(Interface dataset entries)

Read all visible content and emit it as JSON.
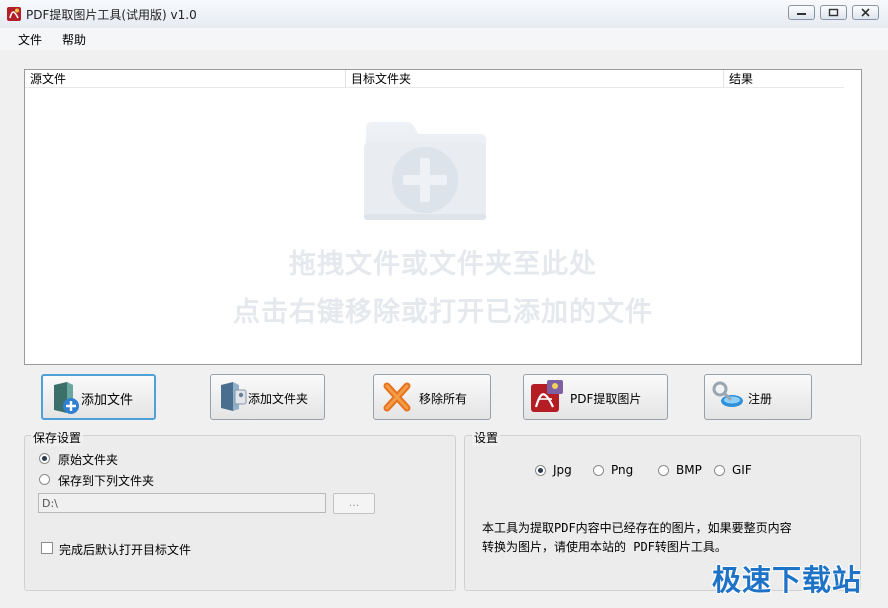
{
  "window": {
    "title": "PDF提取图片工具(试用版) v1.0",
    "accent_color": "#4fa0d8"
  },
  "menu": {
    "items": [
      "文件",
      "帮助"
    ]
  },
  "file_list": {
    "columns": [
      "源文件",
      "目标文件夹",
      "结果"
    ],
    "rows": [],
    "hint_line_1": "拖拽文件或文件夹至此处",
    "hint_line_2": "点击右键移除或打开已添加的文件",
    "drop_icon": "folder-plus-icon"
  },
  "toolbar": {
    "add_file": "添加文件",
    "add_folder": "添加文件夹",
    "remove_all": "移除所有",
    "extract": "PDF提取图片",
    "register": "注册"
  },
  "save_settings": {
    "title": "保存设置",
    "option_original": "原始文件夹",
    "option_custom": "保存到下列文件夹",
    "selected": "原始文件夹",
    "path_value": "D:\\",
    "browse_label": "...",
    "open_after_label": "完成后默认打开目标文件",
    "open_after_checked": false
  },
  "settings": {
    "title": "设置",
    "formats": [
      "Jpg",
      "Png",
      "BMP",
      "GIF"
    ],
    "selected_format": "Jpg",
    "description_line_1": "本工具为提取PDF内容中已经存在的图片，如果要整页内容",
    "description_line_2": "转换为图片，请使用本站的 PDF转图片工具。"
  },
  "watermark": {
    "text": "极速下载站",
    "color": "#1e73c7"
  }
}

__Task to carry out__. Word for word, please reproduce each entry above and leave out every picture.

__Response area__.
Read all visible content and emit it as JSON.
{
  "window": {
    "title": "PDF提取图片工具(试用版) v1.0",
    "accent_color": "#4fa0d8"
  },
  "menu": {
    "items": [
      "文件",
      "帮助"
    ]
  },
  "file_list": {
    "columns": [
      "源文件",
      "目标文件夹",
      "结果"
    ],
    "rows": [],
    "hint_line_1": "拖拽文件或文件夹至此处",
    "hint_line_2": "点击右键移除或打开已添加的文件",
    "drop_icon": "folder-plus-icon"
  },
  "toolbar": {
    "add_file": "添加文件",
    "add_folder": "添加文件夹",
    "remove_all": "移除所有",
    "extract": "PDF提取图片",
    "register": "注册"
  },
  "save_settings": {
    "title": "保存设置",
    "option_original": "原始文件夹",
    "option_custom": "保存到下列文件夹",
    "selected": "原始文件夹",
    "path_value": "D:\\",
    "browse_label": "...",
    "open_after_label": "完成后默认打开目标文件",
    "open_after_checked": false
  },
  "settings": {
    "title": "设置",
    "formats": [
      "Jpg",
      "Png",
      "BMP",
      "GIF"
    ],
    "selected_format": "Jpg",
    "description_line_1": "本工具为提取PDF内容中已经存在的图片，如果要整页内容",
    "description_line_2": "转换为图片，请使用本站的 PDF转图片工具。"
  },
  "watermark": {
    "text": "极速下载站",
    "color": "#1e73c7"
  }
}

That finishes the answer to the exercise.